The UK’s leading bushcraft expert, TV presenter and author Ray Mears tells stories of his experiences in the wild, and it’s not for the faint-hearted…
Bushcraft isn’t dead insists renowned survivalist Ray Mears. In fact, he says it is a growing interest with more and more people eager to embrace the great outdoors and get in touch with their wild side. And he should know, having founded Woodlore: the UK’s premier School of Wilderness Bushcraft. For those not quite ready to awaken their inner bushman though there is Ray Mears: Tales of Endurance in which Mears will tell thrilling, campfire-worthy yarns from the comfort of theatres around the UK.
“It’s different stories of survival that have inspired me during my career. They’re the kind of stories that once you’ve heard them they live with you and you can draw on them as well in moments of difficulty in your own life…” he explains. The show will also feature a Q&A at the end, which Mears admits is a format he welcomes since in television you rarely get to meet your viewers.

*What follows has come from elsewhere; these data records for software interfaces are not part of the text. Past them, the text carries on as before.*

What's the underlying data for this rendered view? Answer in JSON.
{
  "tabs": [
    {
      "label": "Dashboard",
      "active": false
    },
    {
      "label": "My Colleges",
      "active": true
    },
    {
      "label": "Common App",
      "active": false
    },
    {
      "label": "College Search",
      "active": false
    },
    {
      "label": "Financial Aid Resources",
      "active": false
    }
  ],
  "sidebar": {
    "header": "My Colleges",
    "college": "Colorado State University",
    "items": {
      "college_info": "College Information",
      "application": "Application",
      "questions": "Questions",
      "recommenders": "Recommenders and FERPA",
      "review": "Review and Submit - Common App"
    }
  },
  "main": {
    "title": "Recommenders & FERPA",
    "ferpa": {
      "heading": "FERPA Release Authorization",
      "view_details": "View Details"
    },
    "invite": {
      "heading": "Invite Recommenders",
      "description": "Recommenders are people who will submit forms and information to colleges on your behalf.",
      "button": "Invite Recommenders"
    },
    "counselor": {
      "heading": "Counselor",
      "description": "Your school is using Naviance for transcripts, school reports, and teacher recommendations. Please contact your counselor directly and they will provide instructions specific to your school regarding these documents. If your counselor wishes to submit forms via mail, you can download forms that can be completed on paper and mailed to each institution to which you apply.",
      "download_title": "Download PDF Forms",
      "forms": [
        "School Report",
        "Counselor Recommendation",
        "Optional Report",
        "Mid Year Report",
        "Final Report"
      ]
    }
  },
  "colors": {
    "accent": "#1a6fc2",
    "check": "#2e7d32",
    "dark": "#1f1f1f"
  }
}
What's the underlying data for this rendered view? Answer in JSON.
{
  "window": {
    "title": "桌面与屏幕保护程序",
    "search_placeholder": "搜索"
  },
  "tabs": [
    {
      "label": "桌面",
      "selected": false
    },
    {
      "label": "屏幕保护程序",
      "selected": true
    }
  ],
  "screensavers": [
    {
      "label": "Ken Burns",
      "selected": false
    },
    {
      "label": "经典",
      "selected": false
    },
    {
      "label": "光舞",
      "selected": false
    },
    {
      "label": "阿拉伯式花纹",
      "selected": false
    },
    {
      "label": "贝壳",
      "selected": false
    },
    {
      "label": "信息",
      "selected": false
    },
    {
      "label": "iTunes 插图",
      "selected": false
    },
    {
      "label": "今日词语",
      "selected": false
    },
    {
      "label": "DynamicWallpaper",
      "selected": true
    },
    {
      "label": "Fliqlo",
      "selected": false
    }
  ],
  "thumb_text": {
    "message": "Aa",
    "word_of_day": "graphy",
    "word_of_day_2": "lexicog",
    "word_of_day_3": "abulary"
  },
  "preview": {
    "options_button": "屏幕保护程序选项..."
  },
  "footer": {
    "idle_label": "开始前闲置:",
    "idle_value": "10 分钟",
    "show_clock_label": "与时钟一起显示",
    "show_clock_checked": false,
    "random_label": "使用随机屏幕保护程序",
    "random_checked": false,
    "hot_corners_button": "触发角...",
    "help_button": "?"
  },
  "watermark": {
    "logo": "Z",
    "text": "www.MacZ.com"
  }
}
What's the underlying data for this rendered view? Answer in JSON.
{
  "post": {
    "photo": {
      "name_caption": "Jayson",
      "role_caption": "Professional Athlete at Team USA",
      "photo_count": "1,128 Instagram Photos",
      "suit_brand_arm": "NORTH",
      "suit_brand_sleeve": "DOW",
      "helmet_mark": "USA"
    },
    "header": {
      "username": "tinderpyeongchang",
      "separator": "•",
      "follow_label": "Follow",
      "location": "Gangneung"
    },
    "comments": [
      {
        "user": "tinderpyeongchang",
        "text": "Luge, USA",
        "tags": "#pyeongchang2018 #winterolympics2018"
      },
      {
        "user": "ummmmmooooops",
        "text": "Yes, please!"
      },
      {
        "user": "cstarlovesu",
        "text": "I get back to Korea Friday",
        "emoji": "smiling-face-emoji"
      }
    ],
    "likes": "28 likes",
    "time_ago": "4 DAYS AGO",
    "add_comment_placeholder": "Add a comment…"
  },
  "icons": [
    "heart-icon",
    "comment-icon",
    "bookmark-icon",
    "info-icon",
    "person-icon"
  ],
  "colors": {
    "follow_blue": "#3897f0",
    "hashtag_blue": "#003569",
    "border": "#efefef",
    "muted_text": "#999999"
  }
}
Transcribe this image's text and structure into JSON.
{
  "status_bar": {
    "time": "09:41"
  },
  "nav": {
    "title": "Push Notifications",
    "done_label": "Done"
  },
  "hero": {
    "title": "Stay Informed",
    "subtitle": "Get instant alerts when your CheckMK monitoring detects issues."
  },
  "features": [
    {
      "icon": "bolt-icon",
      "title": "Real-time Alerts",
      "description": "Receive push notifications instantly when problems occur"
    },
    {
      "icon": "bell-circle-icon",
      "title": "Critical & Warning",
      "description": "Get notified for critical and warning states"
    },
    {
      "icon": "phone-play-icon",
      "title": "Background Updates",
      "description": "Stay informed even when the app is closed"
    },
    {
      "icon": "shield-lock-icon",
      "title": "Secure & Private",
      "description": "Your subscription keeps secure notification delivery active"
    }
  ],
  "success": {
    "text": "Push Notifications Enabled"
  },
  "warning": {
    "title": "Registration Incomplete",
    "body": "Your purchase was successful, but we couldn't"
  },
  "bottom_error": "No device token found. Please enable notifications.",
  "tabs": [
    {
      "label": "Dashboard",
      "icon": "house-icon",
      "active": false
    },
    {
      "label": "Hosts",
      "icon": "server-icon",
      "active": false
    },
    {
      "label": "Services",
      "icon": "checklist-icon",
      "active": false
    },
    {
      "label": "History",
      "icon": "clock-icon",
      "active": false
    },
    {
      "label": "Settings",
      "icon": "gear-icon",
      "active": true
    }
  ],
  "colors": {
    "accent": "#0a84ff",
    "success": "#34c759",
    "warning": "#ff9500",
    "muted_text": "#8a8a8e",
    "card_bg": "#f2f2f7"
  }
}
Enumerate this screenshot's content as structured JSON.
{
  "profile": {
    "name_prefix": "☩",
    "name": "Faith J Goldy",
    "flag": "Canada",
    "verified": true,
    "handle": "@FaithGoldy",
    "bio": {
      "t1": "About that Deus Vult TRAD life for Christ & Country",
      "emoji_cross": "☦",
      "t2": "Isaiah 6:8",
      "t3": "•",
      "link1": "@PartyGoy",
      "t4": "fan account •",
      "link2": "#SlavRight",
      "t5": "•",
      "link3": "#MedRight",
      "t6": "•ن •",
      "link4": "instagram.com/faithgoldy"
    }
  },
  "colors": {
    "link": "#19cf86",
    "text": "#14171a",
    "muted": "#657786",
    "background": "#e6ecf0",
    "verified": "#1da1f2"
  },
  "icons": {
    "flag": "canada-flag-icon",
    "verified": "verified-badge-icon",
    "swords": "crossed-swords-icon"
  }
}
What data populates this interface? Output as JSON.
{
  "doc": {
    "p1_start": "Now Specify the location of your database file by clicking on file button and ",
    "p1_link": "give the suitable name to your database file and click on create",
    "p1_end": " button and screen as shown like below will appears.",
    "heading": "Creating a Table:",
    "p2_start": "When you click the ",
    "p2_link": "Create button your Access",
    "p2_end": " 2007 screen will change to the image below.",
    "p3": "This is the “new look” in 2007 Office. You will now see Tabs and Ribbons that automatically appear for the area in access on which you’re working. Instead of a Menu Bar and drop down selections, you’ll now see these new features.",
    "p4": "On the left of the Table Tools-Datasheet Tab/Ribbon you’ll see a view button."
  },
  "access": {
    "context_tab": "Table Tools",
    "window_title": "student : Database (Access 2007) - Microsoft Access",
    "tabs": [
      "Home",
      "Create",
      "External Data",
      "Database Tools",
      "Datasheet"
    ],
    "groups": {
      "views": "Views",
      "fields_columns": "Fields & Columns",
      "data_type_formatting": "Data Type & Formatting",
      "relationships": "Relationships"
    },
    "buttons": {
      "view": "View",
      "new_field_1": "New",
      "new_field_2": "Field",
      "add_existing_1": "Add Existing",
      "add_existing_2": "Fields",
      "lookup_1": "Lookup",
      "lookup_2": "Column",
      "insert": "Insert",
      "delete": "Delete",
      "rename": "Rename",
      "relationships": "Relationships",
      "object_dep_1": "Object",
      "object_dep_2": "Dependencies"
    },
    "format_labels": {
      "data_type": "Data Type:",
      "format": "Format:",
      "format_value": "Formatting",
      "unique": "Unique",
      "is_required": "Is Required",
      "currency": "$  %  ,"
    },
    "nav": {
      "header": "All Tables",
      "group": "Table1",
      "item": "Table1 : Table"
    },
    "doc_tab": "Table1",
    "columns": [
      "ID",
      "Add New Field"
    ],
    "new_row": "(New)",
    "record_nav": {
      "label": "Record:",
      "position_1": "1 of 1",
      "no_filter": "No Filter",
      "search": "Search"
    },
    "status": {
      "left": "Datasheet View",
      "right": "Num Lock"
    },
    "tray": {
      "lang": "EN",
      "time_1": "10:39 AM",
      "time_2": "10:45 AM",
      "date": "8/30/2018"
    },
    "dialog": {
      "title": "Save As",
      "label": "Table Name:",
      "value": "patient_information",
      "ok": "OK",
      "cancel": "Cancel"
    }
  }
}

He may have travelled the world on his adventures, but Mears is still incredibly passionate about the protection and conservation of UK wildlife saying: “We’re too happy to put concrete over green spaces and those green spaces that surround our towns were put there to be inspirational places, to be lungs, and to remind us of bigger issues.” This is a big part of Mears’ ethos; it isn’t just about messing about in the countryside, though the courses he offers are tremendous fun, there is also a deep desire to educate people on the value of nature and tap into their fundamental human instincts.
As well as the tour, Mears has a new show called Wild France which will air on ITV later this year. Much like the British version of the show, he explores the more inaccessible parts of the French countryside revealing the magnificent wildlife that lurks within. Having recently completed filming of Wild Australia just before Christmas Mears is insistent that while we may expect his journey down under to be more enthralling, that’s not necessarily the case. “I think they’re both amazing but France was very special… Australia was too but if you say ‘Wild Australia’ people get it, but if you say ‘Wild France’ it’s not so obvious, but it is amazing.”
Book available for more information visit: www.raymears.com